A Gardner citizen appeared at the July 5 city council meeting to describe her experience with fireworks this past July. She said she had made phone calls to all city council members to voice her concerns and one was “disrespectful.” Photo courtesy of Rick Poppitz


Rick Poppitz
Special to The Gardner News
The topic of fireworks was not on the meeting agenda, but it was brought up in the public comments portion of the meeting. Two residents came to thank council for lifting the fireworks ban. Two others, and a former mayor, voiced concerns with it.
The first citizen to speak identified himself as a past member of the planning commission and former president of the Jaycees, who helped start the city’s public fireworks display in the beginning.
He reported that this past weekend he had been subject to “professional shooters” that were “shooting on USD 231 property without permit, insurance or permission.”
He continued, “I hope  council is prepared for the joint liabilities that can happen now. That wasn’t in your discussions, so I don’t know.”
Later in the meeting, James Pruetting, police chief, confirmed that evidence of class B fireworks use had been found at Sunflower school.
Another citizen who appeared said she had contacted all five city council members by phone earlier in the day to tell them about her negative experiences over the recent holiday.  She said people were shooting fireworks in the streets and debris had to be cleaned from her yard, swimming pool and everything outside.

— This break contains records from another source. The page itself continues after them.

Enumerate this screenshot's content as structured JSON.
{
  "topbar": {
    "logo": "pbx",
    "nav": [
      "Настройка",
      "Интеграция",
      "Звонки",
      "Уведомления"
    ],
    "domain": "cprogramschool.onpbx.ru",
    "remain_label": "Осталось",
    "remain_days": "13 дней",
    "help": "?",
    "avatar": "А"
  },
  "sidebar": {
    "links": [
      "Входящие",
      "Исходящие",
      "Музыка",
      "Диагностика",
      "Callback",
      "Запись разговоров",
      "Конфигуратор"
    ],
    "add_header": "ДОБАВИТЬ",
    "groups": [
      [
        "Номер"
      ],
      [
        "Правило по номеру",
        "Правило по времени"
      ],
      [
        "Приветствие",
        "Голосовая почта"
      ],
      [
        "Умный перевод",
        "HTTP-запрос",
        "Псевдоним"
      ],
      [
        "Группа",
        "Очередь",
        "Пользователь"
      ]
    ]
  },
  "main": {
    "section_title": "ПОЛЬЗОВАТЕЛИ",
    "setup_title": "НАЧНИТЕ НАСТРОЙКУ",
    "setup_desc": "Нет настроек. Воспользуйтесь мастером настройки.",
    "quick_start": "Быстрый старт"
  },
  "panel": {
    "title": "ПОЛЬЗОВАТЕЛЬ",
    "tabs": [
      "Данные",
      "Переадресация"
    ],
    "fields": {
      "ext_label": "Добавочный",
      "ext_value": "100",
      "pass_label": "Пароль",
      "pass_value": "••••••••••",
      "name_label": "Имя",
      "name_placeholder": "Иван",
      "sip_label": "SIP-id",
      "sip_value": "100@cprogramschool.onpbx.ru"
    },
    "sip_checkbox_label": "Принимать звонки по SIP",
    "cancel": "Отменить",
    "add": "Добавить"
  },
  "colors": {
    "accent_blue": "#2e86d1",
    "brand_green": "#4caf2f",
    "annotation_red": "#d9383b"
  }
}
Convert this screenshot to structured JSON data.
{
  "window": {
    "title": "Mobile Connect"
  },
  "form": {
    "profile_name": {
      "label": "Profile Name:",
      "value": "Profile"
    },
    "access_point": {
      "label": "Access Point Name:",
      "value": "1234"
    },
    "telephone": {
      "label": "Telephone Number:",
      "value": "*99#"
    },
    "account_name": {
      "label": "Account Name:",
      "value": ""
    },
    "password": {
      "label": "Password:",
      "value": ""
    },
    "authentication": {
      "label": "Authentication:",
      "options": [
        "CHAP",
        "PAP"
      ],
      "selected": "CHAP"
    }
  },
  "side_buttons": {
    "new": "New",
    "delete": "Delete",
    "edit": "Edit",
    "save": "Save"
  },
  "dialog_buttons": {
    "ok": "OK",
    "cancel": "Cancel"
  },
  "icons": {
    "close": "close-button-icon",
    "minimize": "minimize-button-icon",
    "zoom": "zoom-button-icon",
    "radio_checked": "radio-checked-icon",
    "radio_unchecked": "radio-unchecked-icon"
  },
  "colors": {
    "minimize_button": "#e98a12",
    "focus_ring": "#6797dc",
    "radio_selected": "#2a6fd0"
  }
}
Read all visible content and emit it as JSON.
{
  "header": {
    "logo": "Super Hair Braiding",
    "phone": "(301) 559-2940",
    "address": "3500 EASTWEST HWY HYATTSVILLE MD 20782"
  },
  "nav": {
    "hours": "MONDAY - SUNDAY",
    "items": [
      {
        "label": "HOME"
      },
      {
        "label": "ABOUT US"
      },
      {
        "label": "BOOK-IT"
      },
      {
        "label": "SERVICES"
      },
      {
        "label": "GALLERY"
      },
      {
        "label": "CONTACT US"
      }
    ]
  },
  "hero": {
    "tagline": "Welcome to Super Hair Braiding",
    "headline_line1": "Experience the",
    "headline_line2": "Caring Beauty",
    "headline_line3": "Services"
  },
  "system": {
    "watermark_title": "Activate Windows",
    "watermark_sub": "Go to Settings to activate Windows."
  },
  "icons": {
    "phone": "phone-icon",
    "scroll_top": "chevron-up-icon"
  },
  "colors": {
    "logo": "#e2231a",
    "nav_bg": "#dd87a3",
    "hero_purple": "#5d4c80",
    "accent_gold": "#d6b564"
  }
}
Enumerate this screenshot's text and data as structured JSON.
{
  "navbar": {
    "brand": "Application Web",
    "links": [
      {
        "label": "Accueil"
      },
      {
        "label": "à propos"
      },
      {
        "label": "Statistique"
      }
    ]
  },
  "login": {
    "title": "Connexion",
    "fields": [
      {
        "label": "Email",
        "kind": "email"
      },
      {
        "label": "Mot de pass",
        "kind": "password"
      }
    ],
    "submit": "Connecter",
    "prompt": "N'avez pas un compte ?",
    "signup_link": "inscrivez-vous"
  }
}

She said that when she contacted council members by phone, one was not polite.
“It was Rich Melton that was very disrespectful on our phone call,”she said.
Melton replied, “It was me. I admit it. I don’t think that surprises anybody up here.”
After public comments,  the meeting returned to agenda items but fireworks were again briefly discussed in council updates at the end of the meeting.
Todd Winters, council vice-president said, “I would like to revisit this at some point prior to next year. I think there’s some suggestions, maybe to help compromise, you know, people that want to shoot, that don’t want to shoot. At some point between now and then let’s get together and hash that out again.”
Chris Morrow, mayor, shared an e-mail he received from Carol Lehman, who served as Gardner mayor for 20 years.
“I am respectfully asking you to revisit the ordinance allowing fireworks within the city of Gardner,” the e-mail began.
“When Carol Lehman speaks, I listen,” said Morrow.